One For the Dance Halls
Stag Records

Ten Years and a Million Miles

Austin continues to serve notice of its honky-tonk-capitol-of-the-world status with strong releases by Jesse Dayton and Flat Top Jones. Dayton’s One for the Dance Halls weighs in with 10 two-steppers based around a crisp, updated yet genuine honky-tonk sound. Flat Top Jones’ Ten Years and a Million Miles, on the other hand, delivers a bit more retro, old-timey tonk.

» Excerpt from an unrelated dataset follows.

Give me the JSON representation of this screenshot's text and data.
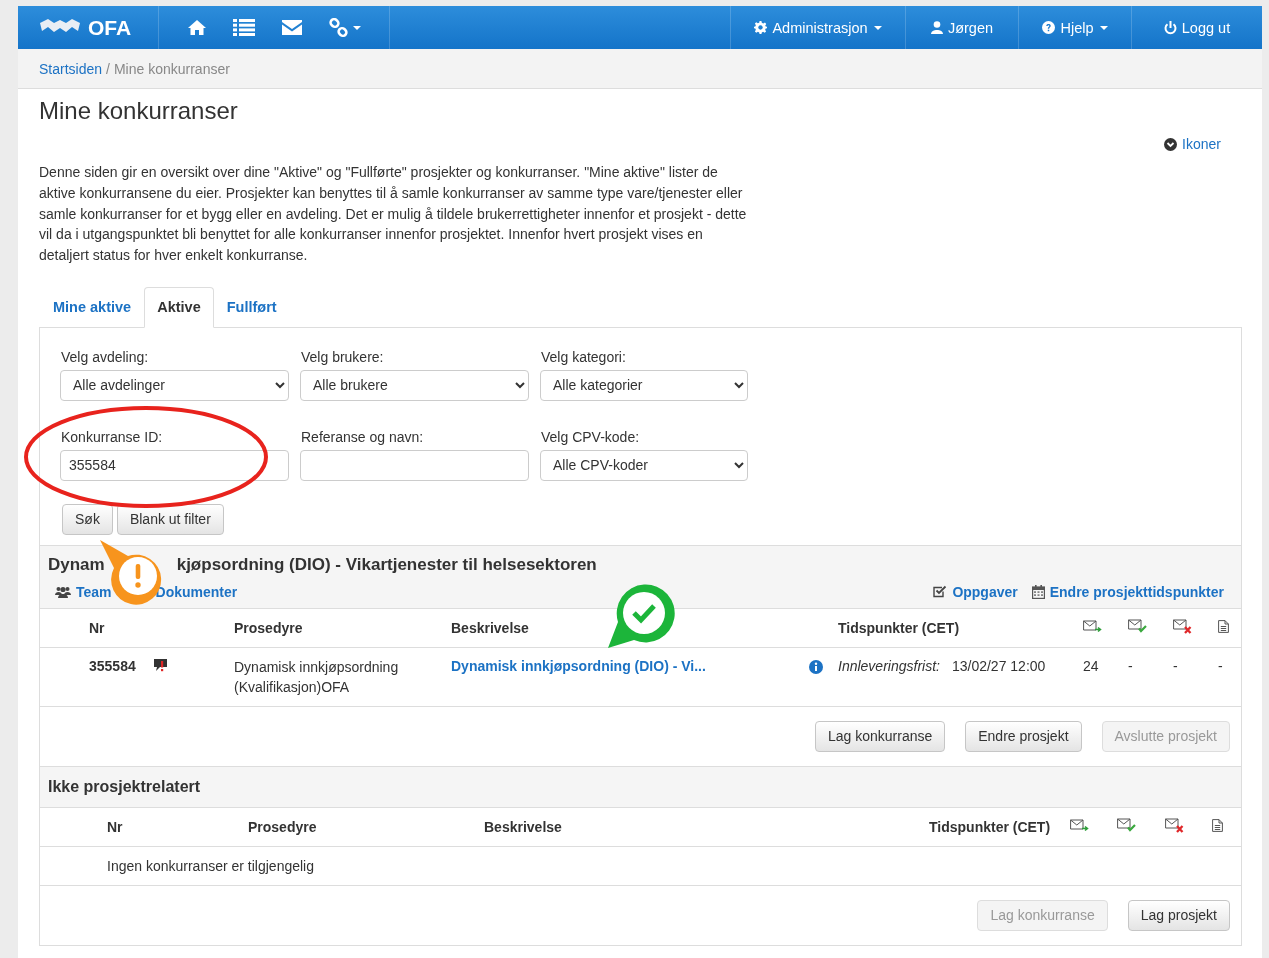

Beaumont-native Dayton has had a long run at Austin two-step institution the Broken Spoke, and this record is certainly a spillover and complement — like a piece of key merchandise — to his mobbed regular Thursday gig at the venerable Austin joint. While Dayton wrote a few of the songs, most notably the energetic, airplay-friendly “Camden Town,” an ode to Joe Strummer of the Clash (and something a million miles from the Cosmic Cowboy anthem “London Homesick Blues“), he also goes to stellar writers like Damon Bramblett for meaty songs with depth and reach. Dayton’s treatment of Bramblett’s “The Years” is so sentimental as to be borderline maudlin, but maudlin was a trait never excluded from the buckle-polishing oeuvre. He also co-wrote two songs — the title track and the danceable ditty “Pretty Girls Make the Go Round” — with Houston’s Mike Stinson, currently one of the hottest writers on the roots-music scene. One of the smartest in the game at branding himself and his music, Dayton hits all the buttons that the Texas radio circuit looks for with his George Jones/Conway Twitty style vocals and a crackling five-piece band glued together by longtime drummer Eric Tucker. And steel man Nathan Fleming can throw down a shower of honky-tonk blues whenever Dayton’s Telecaster takes a break from throwing off sparks like a welding machine gone haywire. All in all, One for the Dance  Halls seems just about as Texas as so-called “Texas music” gets.

Flat Top Jones 10 YearsThe key element in Flat Top Jones is recently deceased singer and songwriter Gary Claxton. Claxton, who died just before the album was released, contributes four originals to this 11-track set, and his songs and delivery are as solid as anything on the honky-tonk scene today. Always in the running for top vocalist at the annual Austin Music Awards, Claxton leans into his work as hard as anyone, and his backwoods George Jones squeal (think Jones in “White Lightnin’” mode) is nothing but legit. Period. Whether it’s a stone-killer drinking song like “You Can Set Your Watch By Me” (“the sign says happy hour /but it won’t make me smile/no, happy hour always leaves me feelin’ blue”) or the danger-in-the-curves rockabilly treatment of the title track, where he sings that in 10 years and a million miles he’s gone through “two pairs of boots and five hairstyles,” Claxton sounds perfectly in his element. With Austin all-star aces Kevin Smith (Derailers, Ronnie Dawson) on bass and veteran drummer Tom Lewis (Jim Lauderdale, Wagoneers, Heybale) laying in hypnotic shuffle beats with multi-instrumental badass Erik Hokkanen on lead guitar and fiddle, Ten Years and a Million Miles sounds like what happened when hard-scrabble hillbillies like Faron Young and Lefty Frizzell hit Nashville and turned it upside down. George Strait and Tim McGraw could stand to spend some quality time with Flat Top Jones. — WILLIAM MICHAEL SMITH